My recent post on Digium resulted in a conversation with the company about its multifaceted role as the manager of an open source PBX community, developer of PBX systems, and provider of enabling communications software to rival PBX developers. Here are a few of the interesting tidbits I picked up:
My recent post on Digium resulted in a conversation with the company about its multifaceted role as the manager of an open source PBX community, developer of PBX systems, and provider of enabling communications software to rival PBX developers. Here are a few of the interesting tidbits I picked up:* Switchvox, which Digium acquired last year, has an installed base of about 1,600 systems with 65,000 handsets connected to them. Digium has no such numbers available for shipments of its AA50 VoIP system for small businesses, though the company says it's earned about $1.5 million from the product since it started shipping in July 2007. Considering that the system costs in the neighborhood of $1,400, that comes out to nearly 1100 systems sold so far.
* Digium's AA250 has been renamed AA1000, but the company has "slowed down development" of this VoIP system since its acquisition of Switchvox last year. This is in part because Digium wants to mainly sell the Switchvox system as its turnkey VoIP appliance for small- to mid-sized businesses. Digium still plans to eventually release the AA1000 as a sort of a development platform on which the company's partners can build communications platforms of their own.
* The Switchvox system will be renamed AA350. Despite the similar naming convention, the Switchvox-developed AA350 and Digium-generate AA1000 will not be based on the same iterations of the Asterisk software. This is something that could come back to haunt Digium at some point as customers seek to install and manage Digium VoIP platforms as a single system.
3Com is a "licensee" of the Asterisk Business Edition software. This means that the company can make proprietary changes to that will not necessarily be provided back to the Asterisk open source community. NTT and Aspect are also Asterisk licensees. The result will be multiple iterations of the Asterisk software with proprietary tweaks that vary from developer to developer. This strikes me as not particularly in the same spirit of open source PBX software development as it was initially conceived and is still often practiced. Rather than members of the open source community all working together and sharing the fruits of their labors with one another, a few of the kids are evidently doing their own thing. Is this a bad thing?

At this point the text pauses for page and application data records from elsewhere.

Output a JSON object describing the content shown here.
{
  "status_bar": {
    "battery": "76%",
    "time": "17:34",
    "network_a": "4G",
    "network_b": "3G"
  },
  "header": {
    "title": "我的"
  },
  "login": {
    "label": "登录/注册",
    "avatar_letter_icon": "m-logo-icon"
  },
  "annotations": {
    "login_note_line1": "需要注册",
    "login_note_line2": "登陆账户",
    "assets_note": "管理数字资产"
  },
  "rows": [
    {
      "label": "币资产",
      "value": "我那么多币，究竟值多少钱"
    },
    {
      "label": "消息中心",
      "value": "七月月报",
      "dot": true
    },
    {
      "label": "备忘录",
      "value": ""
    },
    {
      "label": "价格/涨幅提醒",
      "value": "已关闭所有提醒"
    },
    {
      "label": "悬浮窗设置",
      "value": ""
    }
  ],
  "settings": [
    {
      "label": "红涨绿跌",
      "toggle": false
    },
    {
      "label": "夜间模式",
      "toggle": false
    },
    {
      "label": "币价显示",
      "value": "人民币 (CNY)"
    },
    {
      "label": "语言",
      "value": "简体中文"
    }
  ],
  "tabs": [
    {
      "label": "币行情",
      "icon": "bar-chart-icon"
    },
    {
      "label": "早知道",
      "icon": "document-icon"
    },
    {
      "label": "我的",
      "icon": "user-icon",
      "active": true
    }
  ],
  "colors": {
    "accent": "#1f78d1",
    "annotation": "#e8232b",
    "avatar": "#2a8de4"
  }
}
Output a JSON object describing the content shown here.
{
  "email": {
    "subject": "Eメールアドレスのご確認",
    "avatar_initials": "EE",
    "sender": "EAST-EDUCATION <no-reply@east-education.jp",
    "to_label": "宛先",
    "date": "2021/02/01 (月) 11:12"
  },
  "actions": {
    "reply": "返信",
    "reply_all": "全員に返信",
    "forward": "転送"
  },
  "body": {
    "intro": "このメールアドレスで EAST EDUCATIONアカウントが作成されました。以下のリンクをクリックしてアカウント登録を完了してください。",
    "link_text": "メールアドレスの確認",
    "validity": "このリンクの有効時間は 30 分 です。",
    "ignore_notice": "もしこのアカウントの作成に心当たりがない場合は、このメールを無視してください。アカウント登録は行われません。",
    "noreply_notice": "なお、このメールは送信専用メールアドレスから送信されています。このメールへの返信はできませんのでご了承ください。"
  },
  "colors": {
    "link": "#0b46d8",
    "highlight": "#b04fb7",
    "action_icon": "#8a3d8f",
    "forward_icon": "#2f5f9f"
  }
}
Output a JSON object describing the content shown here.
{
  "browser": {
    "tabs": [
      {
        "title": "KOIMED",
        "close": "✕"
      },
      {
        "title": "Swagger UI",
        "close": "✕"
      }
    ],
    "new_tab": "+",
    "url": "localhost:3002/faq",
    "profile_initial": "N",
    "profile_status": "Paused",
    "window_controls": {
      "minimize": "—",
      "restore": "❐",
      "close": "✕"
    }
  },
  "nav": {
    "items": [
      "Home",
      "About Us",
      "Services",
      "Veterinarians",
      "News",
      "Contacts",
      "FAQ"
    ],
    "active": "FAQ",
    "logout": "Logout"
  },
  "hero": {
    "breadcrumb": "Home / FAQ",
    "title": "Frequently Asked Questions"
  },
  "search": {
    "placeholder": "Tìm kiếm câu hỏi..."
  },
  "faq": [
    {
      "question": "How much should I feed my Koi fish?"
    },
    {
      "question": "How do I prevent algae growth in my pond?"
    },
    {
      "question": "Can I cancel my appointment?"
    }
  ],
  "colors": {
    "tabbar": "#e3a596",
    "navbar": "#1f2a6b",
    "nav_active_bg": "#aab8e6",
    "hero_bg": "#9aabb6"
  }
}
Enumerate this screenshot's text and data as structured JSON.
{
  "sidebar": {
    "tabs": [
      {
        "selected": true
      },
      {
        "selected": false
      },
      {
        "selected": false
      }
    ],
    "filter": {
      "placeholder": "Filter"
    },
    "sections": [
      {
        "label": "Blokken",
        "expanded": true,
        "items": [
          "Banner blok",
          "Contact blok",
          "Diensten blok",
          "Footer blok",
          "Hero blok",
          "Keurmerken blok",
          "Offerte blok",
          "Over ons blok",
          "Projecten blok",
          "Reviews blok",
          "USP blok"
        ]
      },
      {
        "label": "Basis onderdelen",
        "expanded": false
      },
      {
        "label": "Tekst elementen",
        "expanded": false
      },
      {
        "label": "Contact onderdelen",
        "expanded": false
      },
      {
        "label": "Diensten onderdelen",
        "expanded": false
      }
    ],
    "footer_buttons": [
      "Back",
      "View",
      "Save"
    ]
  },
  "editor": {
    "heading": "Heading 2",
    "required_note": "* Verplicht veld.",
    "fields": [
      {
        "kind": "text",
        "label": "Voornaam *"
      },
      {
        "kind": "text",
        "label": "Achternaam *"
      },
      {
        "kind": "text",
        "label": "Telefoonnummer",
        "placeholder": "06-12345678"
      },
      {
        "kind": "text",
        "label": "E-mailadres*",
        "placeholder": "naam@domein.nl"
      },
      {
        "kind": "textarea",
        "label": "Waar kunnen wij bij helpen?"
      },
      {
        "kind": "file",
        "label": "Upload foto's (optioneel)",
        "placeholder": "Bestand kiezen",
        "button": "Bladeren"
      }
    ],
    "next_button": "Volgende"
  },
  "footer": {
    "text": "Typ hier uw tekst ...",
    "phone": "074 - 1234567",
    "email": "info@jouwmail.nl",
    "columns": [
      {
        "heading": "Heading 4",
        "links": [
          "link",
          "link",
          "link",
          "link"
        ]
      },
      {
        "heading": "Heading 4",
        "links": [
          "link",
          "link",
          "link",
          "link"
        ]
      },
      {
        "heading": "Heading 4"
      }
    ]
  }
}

I don't think so. The end result is still feature-rich, low-cost VoIP systems even if they are more proprietary in nature than we're used to seeing open source PBX software. But it's certainly different and something worth keeping an eye on.